-------- INFORMATION PROVIDED
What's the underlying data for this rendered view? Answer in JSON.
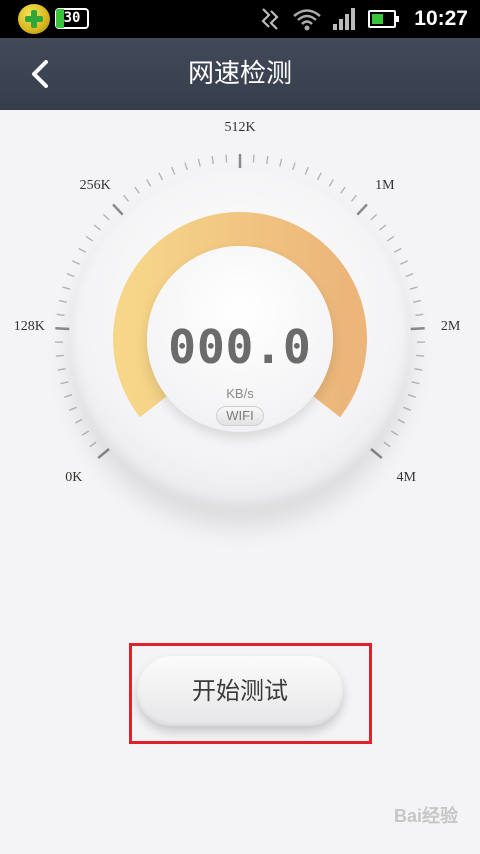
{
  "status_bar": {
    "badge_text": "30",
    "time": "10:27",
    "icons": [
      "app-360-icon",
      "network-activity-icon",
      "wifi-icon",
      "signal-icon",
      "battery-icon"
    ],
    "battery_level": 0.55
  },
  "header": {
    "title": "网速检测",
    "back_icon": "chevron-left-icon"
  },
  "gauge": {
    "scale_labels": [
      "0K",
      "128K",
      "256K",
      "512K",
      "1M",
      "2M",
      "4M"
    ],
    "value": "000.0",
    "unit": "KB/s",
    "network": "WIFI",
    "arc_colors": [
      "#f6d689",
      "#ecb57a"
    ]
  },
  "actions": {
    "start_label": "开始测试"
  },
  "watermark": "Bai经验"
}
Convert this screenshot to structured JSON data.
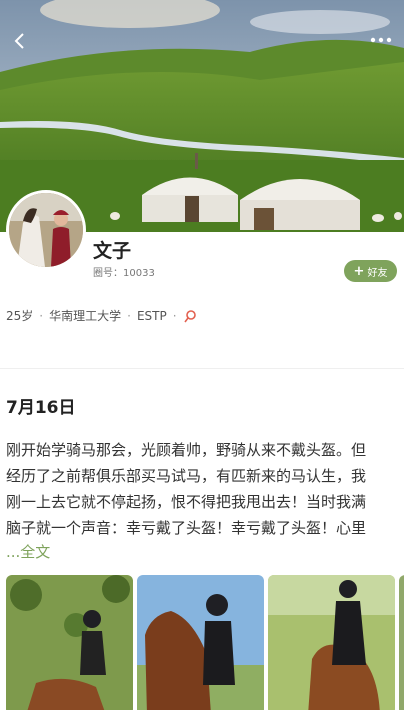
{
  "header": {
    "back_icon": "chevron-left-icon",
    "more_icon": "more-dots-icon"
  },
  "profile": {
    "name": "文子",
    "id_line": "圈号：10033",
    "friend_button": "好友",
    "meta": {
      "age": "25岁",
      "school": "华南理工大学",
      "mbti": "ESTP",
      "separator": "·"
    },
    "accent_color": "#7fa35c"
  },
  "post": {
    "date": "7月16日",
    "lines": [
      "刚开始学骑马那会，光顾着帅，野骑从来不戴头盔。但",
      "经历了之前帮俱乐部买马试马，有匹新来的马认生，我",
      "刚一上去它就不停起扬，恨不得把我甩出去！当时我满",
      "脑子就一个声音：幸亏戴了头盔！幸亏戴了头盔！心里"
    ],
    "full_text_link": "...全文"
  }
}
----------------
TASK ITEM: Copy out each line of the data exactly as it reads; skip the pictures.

EXERCISE RESPONSE:
What's the underlying data for this rendered view? Answer in JSON.
{
  "status_bar": {
    "badge_text": "30",
    "time": "10:27",
    "icons": [
      "app-360-icon",
      "network-activity-icon",
      "wifi-icon",
      "signal-icon",
      "battery-icon"
    ],
    "battery_level": 0.55
  },
  "header": {
    "title": "网速检测",
    "back_icon": "chevron-left-icon"
  },
  "gauge": {
    "scale_labels": [
      "0K",
      "128K",
      "256K",
      "512K",
      "1M",
      "2M",
      "4M"
    ],
    "value": "000.0",
    "unit": "KB/s",
    "network": "WIFI",
    "arc_colors": [
      "#f6d689",
      "#ecb57a"
    ]
  },
  "actions": {
    "start_label": "开始测试"
  },
  "watermark": "Bai经验"
}
Convert this screenshot to structured JSON data.
{
  "header": {
    "back_icon": "chevron-left-icon",
    "more_icon": "more-dots-icon"
  },
  "profile": {
    "name": "文子",
    "id_line": "圈号：10033",
    "friend_button": "好友",
    "meta": {
      "age": "25岁",
      "school": "华南理工大学",
      "mbti": "ESTP",
      "separator": "·"
    },
    "accent_color": "#7fa35c"
  },
  "post": {
    "date": "7月16日",
    "lines": [
      "刚开始学骑马那会，光顾着帅，野骑从来不戴头盔。但",
      "经历了之前帮俱乐部买马试马，有匹新来的马认生，我",
      "刚一上去它就不停起扬，恨不得把我甩出去！当时我满",
      "脑子就一个声音：幸亏戴了头盔！幸亏戴了头盔！心里"
    ],
    "full_text_link": "...全文"
  }
}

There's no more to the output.